▶ **Directions**: Output each entry exactly as written.

Stored items from a collection:
§

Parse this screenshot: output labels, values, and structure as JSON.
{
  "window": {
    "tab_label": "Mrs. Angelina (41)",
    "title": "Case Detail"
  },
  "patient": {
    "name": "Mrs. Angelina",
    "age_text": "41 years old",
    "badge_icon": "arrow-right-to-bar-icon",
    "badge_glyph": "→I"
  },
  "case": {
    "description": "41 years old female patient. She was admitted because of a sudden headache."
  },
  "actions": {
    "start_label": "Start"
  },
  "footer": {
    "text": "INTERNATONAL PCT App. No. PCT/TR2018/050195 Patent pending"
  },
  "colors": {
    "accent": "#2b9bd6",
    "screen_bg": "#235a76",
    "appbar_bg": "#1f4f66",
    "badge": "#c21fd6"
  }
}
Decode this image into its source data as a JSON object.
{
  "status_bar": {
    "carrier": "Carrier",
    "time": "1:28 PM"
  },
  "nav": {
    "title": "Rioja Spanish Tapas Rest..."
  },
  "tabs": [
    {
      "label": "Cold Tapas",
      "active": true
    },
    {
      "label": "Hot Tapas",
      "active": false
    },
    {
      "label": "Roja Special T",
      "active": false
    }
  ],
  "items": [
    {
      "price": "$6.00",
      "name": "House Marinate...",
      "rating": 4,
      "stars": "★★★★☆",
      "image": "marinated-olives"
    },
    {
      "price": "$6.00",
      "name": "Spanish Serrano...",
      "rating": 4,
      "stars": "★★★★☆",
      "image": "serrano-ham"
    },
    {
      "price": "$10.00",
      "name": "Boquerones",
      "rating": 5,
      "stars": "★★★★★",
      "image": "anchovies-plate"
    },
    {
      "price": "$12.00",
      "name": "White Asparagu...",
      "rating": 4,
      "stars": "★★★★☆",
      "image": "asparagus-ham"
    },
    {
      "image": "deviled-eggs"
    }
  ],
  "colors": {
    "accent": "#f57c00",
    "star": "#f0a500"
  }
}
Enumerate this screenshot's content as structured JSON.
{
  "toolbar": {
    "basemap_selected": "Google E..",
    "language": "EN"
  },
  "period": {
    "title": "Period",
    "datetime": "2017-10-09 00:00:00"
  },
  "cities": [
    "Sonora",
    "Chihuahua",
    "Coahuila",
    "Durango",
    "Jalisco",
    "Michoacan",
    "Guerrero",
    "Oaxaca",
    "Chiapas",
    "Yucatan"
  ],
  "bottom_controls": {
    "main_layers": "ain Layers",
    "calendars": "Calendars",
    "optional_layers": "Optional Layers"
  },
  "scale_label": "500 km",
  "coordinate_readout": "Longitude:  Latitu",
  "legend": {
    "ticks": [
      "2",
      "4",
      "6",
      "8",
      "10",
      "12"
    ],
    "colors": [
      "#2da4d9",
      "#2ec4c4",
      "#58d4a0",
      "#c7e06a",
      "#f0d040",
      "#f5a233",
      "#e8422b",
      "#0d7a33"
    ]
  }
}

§

▶ **Expected answer**:
Parse this screenshot: output labels, values, and structure as JSON.
{
  "window": {
    "tab_label": "Mrs. Angelina (41)",
    "title": "Case Detail"
  },
  "patient": {
    "name": "Mrs. Angelina",
    "age_text": "41 years old",
    "badge_icon": "arrow-right-to-bar-icon",
    "badge_glyph": "→I"
  },
  "case": {
    "description": "41 years old female patient. She was admitted because of a sudden headache."
  },
  "actions": {
    "start_label": "Start"
  },
  "footer": {
    "text": "INTERNATONAL PCT App. No. PCT/TR2018/050195 Patent pending"
  },
  "colors": {
    "accent": "#2b9bd6",
    "screen_bg": "#235a76",
    "appbar_bg": "#1f4f66",
    "badge": "#c21fd6"
  }
}
Decode this image into its source data as a JSON object.
{
  "status_bar": {
    "carrier": "Carrier",
    "time": "1:28 PM"
  },
  "nav": {
    "title": "Rioja Spanish Tapas Rest..."
  },
  "tabs": [
    {
      "label": "Cold Tapas",
      "active": true
    },
    {
      "label": "Hot Tapas",
      "active": false
    },
    {
      "label": "Roja Special T",
      "active": false
    }
  ],
  "items": [
    {
      "price": "$6.00",
      "name": "House Marinate...",
      "rating": 4,
      "stars": "★★★★☆",
      "image": "marinated-olives"
    },
    {
      "price": "$6.00",
      "name": "Spanish Serrano...",
      "rating": 4,
      "stars": "★★★★☆",
      "image": "serrano-ham"
    },
    {
      "price": "$10.00",
      "name": "Boquerones",
      "rating": 5,
      "stars": "★★★★★",
      "image": "anchovies-plate"
    },
    {
      "price": "$12.00",
      "name": "White Asparagu...",
      "rating": 4,
      "stars": "★★★★☆",
      "image": "asparagus-ham"
    },
    {
      "image": "deviled-eggs"
    }
  ],
  "colors": {
    "accent": "#f57c00",
    "star": "#f0a500"
  }
}
Enumerate this screenshot's content as structured JSON.
{
  "toolbar": {
    "basemap_selected": "Google E..",
    "language": "EN"
  },
  "period": {
    "title": "Period",
    "datetime": "2017-10-09 00:00:00"
  },
  "cities": [
    "Sonora",
    "Chihuahua",
    "Coahuila",
    "Durango",
    "Jalisco",
    "Michoacan",
    "Guerrero",
    "Oaxaca",
    "Chiapas",
    "Yucatan"
  ],
  "bottom_controls": {
    "main_layers": "ain Layers",
    "calendars": "Calendars",
    "optional_layers": "Optional Layers"
  },
  "scale_label": "500 km",
  "coordinate_readout": "Longitude:  Latitu",
  "legend": {
    "ticks": [
      "2",
      "4",
      "6",
      "8",
      "10",
      "12"
    ],
    "colors": [
      "#2da4d9",
      "#2ec4c4",
      "#58d4a0",
      "#c7e06a",
      "#f0d040",
      "#f5a233",
      "#e8422b",
      "#0d7a33"
    ]
  }
}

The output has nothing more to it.